It’s not the first time we have been here. Tales of the EU’s death have been somewhat exaggerated over the years. It was supposed to have come under intolerable strain following the 2008 financial crisis and the terms placed on debtor countries by the infamous troika.

The perennial summer refugee crises were similarly supposed to put an unfixable break on the relationship between North and South. These crises have severely impacted on trust and perception of the EU’s strengths and competencies, but that strain has, for the most part, been temporary.

Majority support for membership of the EU has remained consistent even in countries like Greece.


For each of these crises, the answers are nearly always the same, though often realised in different ways.
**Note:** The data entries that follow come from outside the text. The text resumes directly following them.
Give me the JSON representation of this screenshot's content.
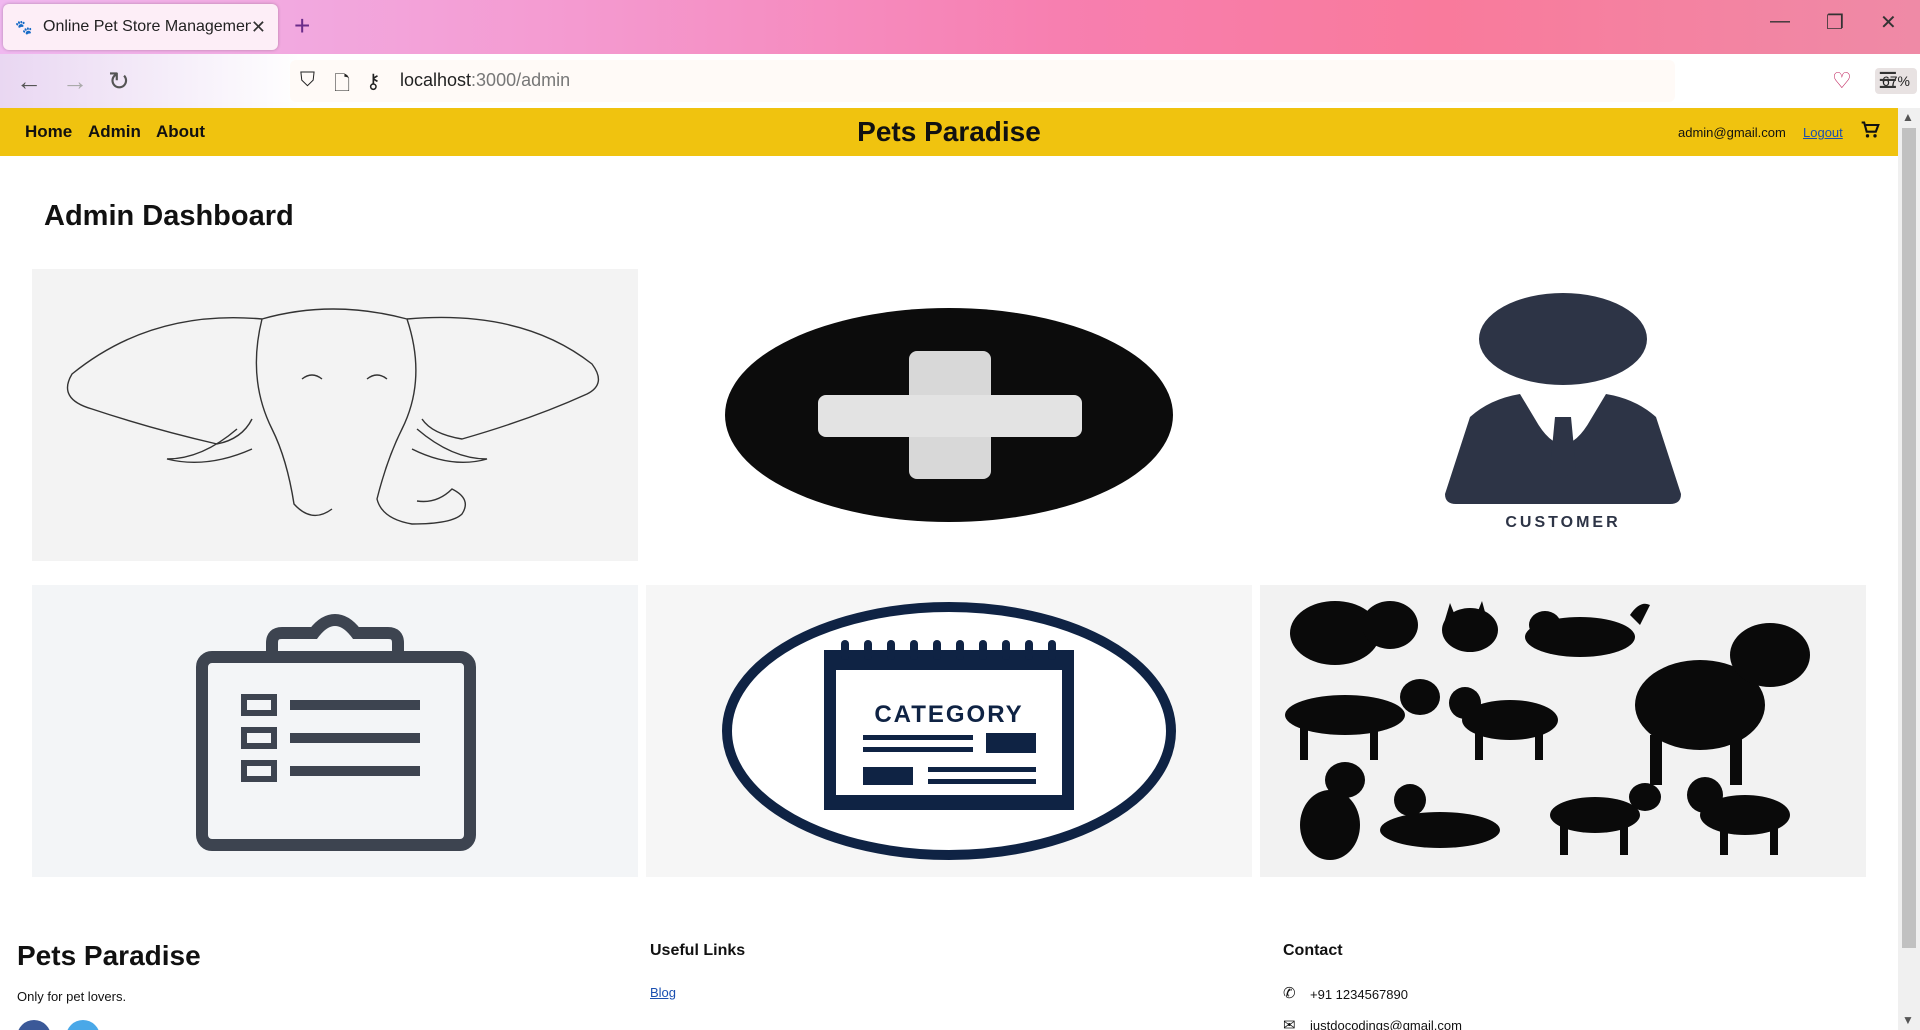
{
  "browser": {
    "tab_title": "Online Pet Store Management",
    "url_host": "localhost",
    "url_path": ":3000/admin",
    "zoom": "67%"
  },
  "header": {
    "nav": [
      "Home",
      "Admin",
      "About"
    ],
    "brand": "Pets Paradise",
    "email": "admin@gmail.com",
    "logout": "Logout"
  },
  "main": {
    "title": "Admin Dashboard",
    "cards": [
      {
        "name": "elephant-card"
      },
      {
        "name": "add-card"
      },
      {
        "name": "customer-card",
        "caption": "CUSTOMER"
      },
      {
        "name": "orders-card"
      },
      {
        "name": "category-card",
        "caption": "CATEGORY"
      },
      {
        "name": "pets-card"
      }
    ]
  },
  "footer": {
    "brand": "Pets Paradise",
    "tagline": "Only for pet lovers.",
    "useful_links_title": "Useful Links",
    "blog": "Blog",
    "contact_title": "Contact",
    "phone": "+91 1234567890",
    "email_partial": "justdocodings@gmail.com"
  },
  "colors": {
    "header": "#f0c30f",
    "link": "#1a4fb0"
  }
}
It is almost always a failure of the individual Member States to show sufficient solidarity combined with a collective failure to endow the EU institutions with the necessary powers to coordinate.

The curiosity of the nationalists’ position can be seen in the case of Salvini where he lambasts the lack of support from other countries whilst simultaneously decrying the weakness of the institutions to act.
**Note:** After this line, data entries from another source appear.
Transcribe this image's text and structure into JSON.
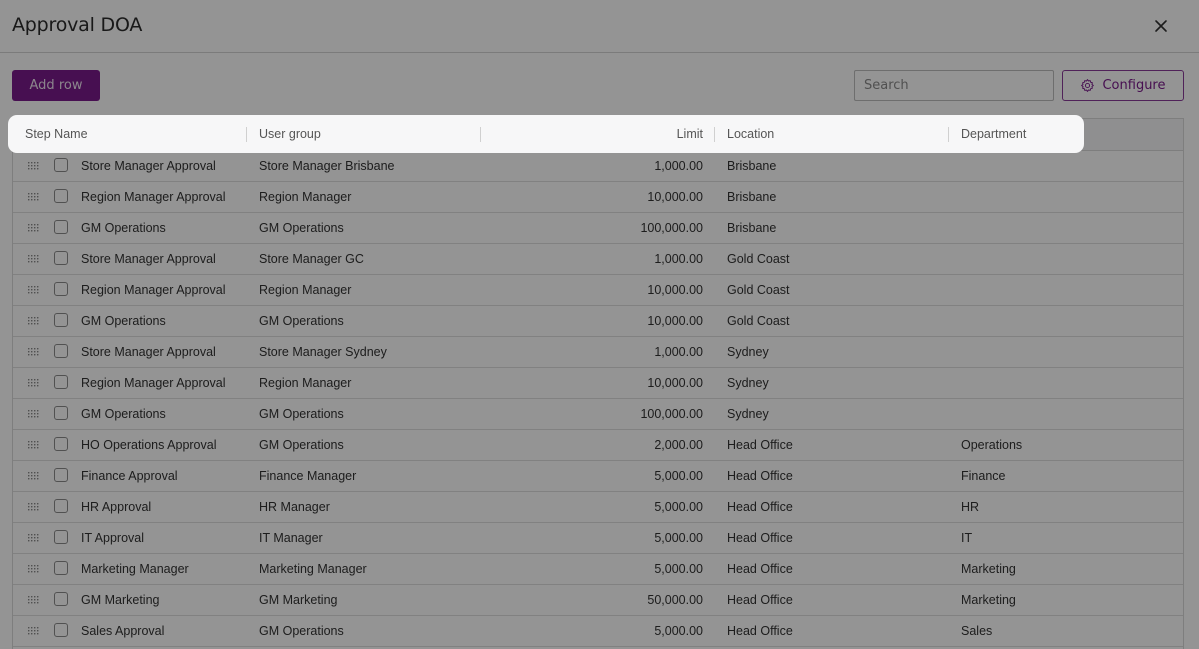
{
  "dialog": {
    "title": "Approval DOA",
    "close_icon": "close-icon"
  },
  "toolbar": {
    "add_row_label": "Add row",
    "search_placeholder": "Search",
    "search_value": "",
    "configure_label": "Configure",
    "configure_icon": "gear-icon"
  },
  "columns": {
    "step_name": "Step Name",
    "user_group": "User group",
    "limit": "Limit",
    "location": "Location",
    "department": "Department"
  },
  "rows": [
    {
      "step": "Store Manager Approval",
      "group": "Store Manager Brisbane",
      "limit": "1,000.00",
      "location": "Brisbane",
      "department": ""
    },
    {
      "step": "Region Manager Approval",
      "group": "Region Manager",
      "limit": "10,000.00",
      "location": "Brisbane",
      "department": ""
    },
    {
      "step": "GM Operations",
      "group": "GM Operations",
      "limit": "100,000.00",
      "location": "Brisbane",
      "department": ""
    },
    {
      "step": "Store Manager Approval",
      "group": "Store Manager GC",
      "limit": "1,000.00",
      "location": "Gold Coast",
      "department": ""
    },
    {
      "step": "Region Manager Approval",
      "group": "Region Manager",
      "limit": "10,000.00",
      "location": "Gold Coast",
      "department": ""
    },
    {
      "step": "GM Operations",
      "group": "GM Operations",
      "limit": "10,000.00",
      "location": "Gold Coast",
      "department": ""
    },
    {
      "step": "Store Manager Approval",
      "group": "Store Manager Sydney",
      "limit": "1,000.00",
      "location": "Sydney",
      "department": ""
    },
    {
      "step": "Region Manager Approval",
      "group": "Region Manager",
      "limit": "10,000.00",
      "location": "Sydney",
      "department": ""
    },
    {
      "step": "GM Operations",
      "group": "GM Operations",
      "limit": "100,000.00",
      "location": "Sydney",
      "department": ""
    },
    {
      "step": "HO Operations Approval",
      "group": "GM Operations",
      "limit": "2,000.00",
      "location": "Head Office",
      "department": "Operations"
    },
    {
      "step": "Finance Approval",
      "group": "Finance Manager",
      "limit": "5,000.00",
      "location": "Head Office",
      "department": "Finance"
    },
    {
      "step": "HR Approval",
      "group": "HR Manager",
      "limit": "5,000.00",
      "location": "Head Office",
      "department": "HR"
    },
    {
      "step": "IT Approval",
      "group": "IT Manager",
      "limit": "5,000.00",
      "location": "Head Office",
      "department": "IT"
    },
    {
      "step": "Marketing Manager",
      "group": "Marketing Manager",
      "limit": "5,000.00",
      "location": "Head Office",
      "department": "Marketing"
    },
    {
      "step": "GM Marketing",
      "group": "GM Marketing",
      "limit": "50,000.00",
      "location": "Head Office",
      "department": "Marketing"
    },
    {
      "step": "Sales Approval",
      "group": "GM Operations",
      "limit": "5,000.00",
      "location": "Head Office",
      "department": "Sales"
    }
  ],
  "colors": {
    "primary": "#7a1a8c",
    "overlay": "rgba(0,0,0,0.42)",
    "header_bg": "#f7f7f8"
  }
}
He knows full well that one flows from the other, and that the inherent contradiction in his position can be covered up by bemoaning “the EU”.

Bit by bit responses to the crisis have improved and the direction of travel is the right one. But COVID-19 is a mega-crisis, and it’s probably not the only one that the EU will face in the next decades.
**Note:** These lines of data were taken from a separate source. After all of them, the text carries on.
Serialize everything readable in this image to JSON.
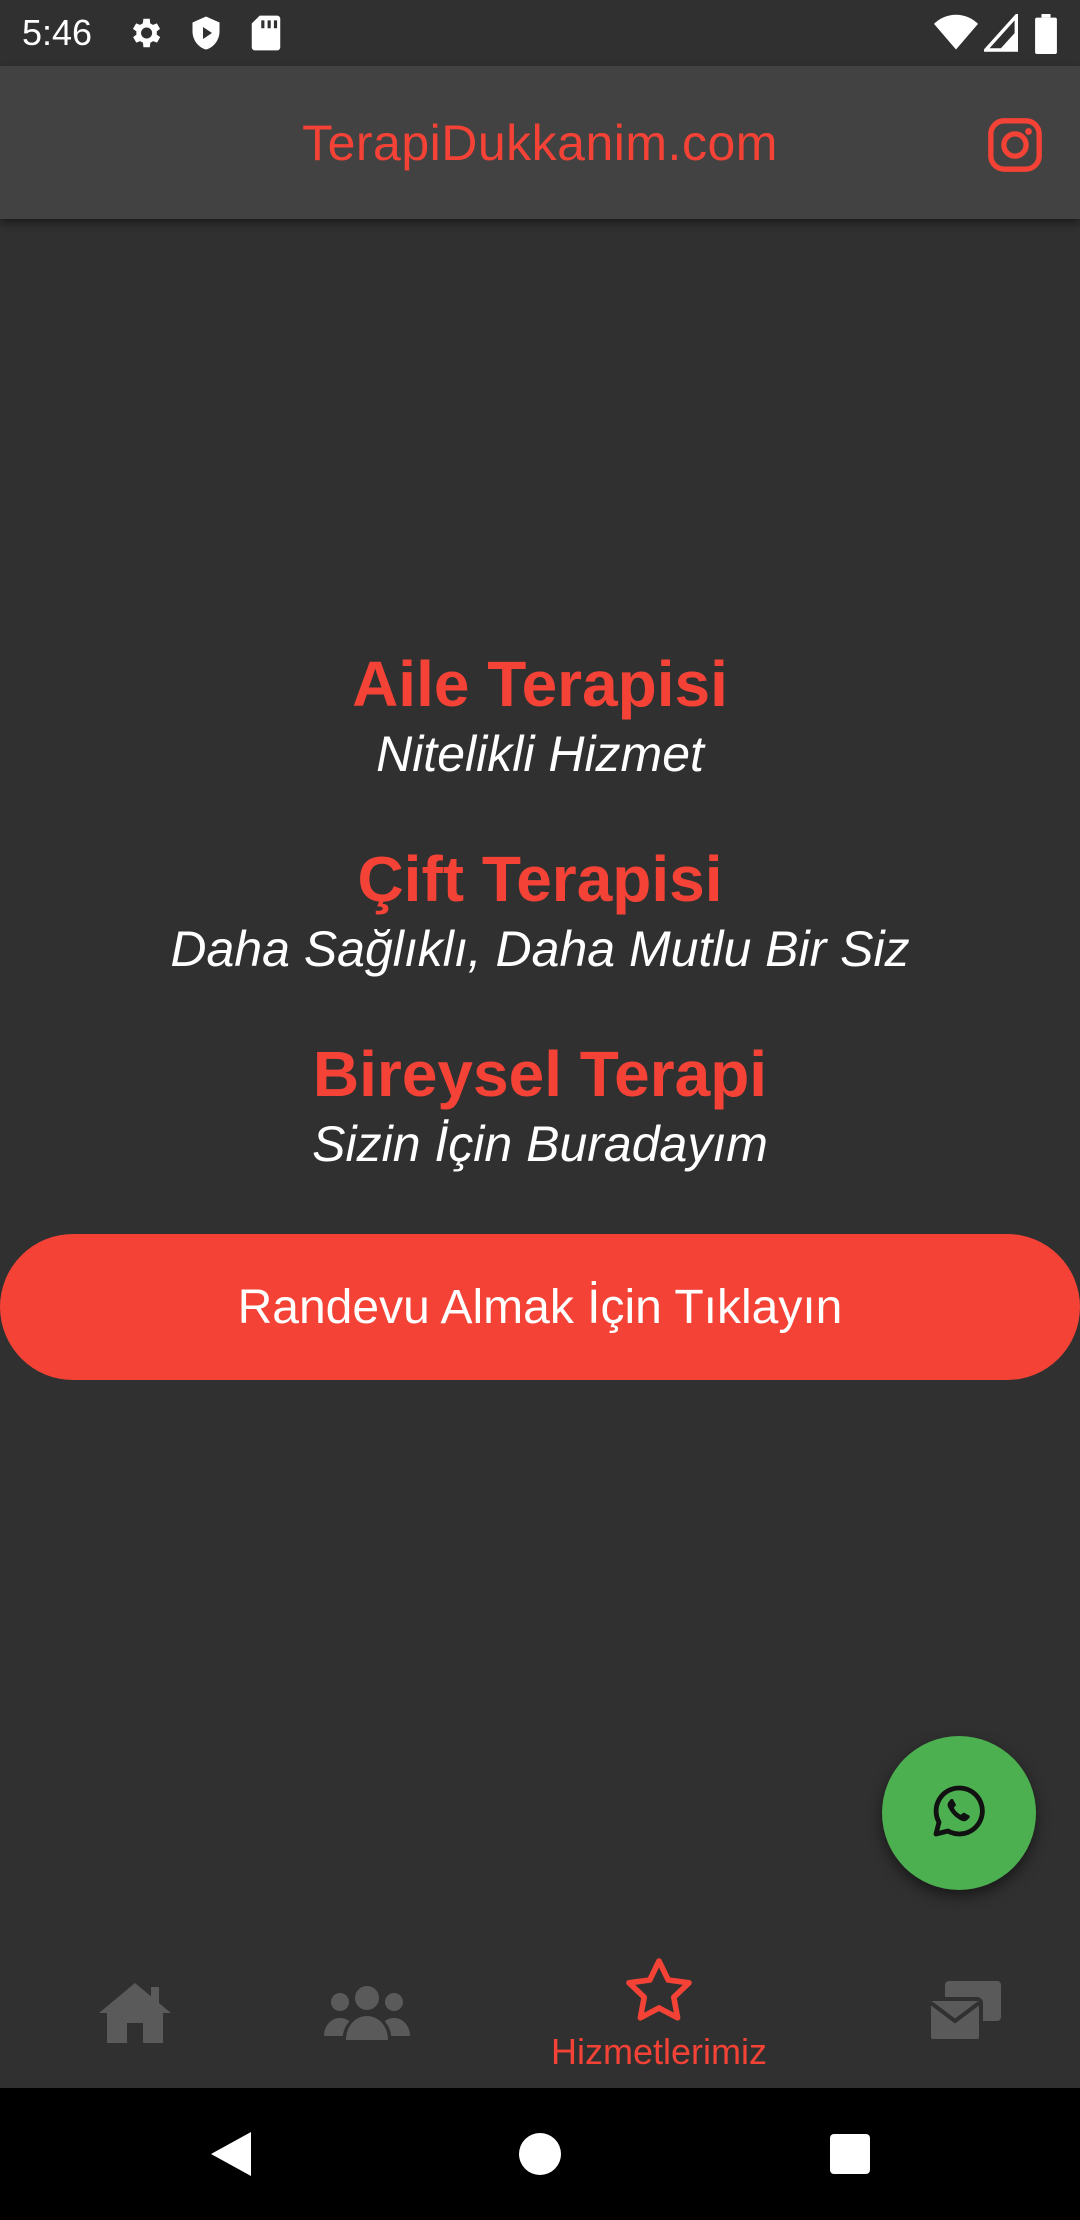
{
  "status_bar": {
    "time": "5:46",
    "icons_left": [
      "gear-icon",
      "shield-play-icon",
      "sd-card-icon"
    ],
    "icons_right": [
      "wifi-icon",
      "signal-icon",
      "battery-icon"
    ]
  },
  "app_bar": {
    "title": "TerapiDukkanim.com",
    "right_icon": "instagram-icon"
  },
  "services": [
    {
      "title": "Aile Terapisi",
      "subtitle": "Nitelikli Hizmet"
    },
    {
      "title": "Çift Terapisi",
      "subtitle": "Daha Sağlıklı, Daha Mutlu Bir Siz"
    },
    {
      "title": "Bireysel Terapi",
      "subtitle": "Sizin İçin Buradayım"
    }
  ],
  "cta": {
    "label": "Randevu Almak İçin Tıklayın"
  },
  "fab": {
    "icon": "whatsapp-icon"
  },
  "bottom_nav": {
    "items": [
      {
        "icon": "home-icon",
        "label": ""
      },
      {
        "icon": "users-icon",
        "label": ""
      },
      {
        "icon": "star-icon",
        "label": "Hizmetlerimiz",
        "active": true
      },
      {
        "icon": "mail-icon",
        "label": ""
      }
    ]
  },
  "colors": {
    "accent": "#f44336",
    "background": "#303030",
    "app_bar": "#424242",
    "whatsapp": "#4caf50",
    "inactive_icon": "#5a5a5a"
  }
}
The EU has actually weathered its storms surprisingly well, largely because there is no credible alternative. But the immense changes that society is facing: from climate change, to automation and information wars mean that the challenges will only keep on coming.

If the EU can be imagined as an elastic band, each crisis stretches that band as a test of its capacity. Unsurprisingly, the unprecedented COVID-19 crisis is perhaps stretching it more than most.

As with any material, elastic has a limit to how many times it can be tested. The EU constantly reforms itself and adds additional capacity, but if the challenges come too thick and fast and the elastic is stretched too far, it can and will snap.

The way that progressives and internationalists defend and protect the EU is to get one step ahead, to anticipate the challenges ahead and to prepare the response.

We know the Right feed on fear. They understand that people want certainty, comfort and security. The easy answers that nationalists offer don’t provide anything like that; they provide only the illusion.

The threats that people face are real. Blaming them on others and proposing isolation as a solution is easy, but the reality is that we can never hope to face those challenges properly unless we do so together with the increased capacity that the EU provides.

Knocking down a structure might offer momentary satisfaction, but it is not worth the years and years it would take to pick up the bricks.

The EU took generations to build. It is slow, often tone-deaf and most citizens are a long way from feeling a natural affinity to it.

But how much better would it be to invest the time in building it up further, strengthening its capacity, developing its flexibility and enabling it to grow from each challenge to face the next with greater confidence. The choice is before us.


About the authors

Seb Dance and John Howarth are former Labour MEPs. Mike Buckley is Director of campaign group Labour for a European Future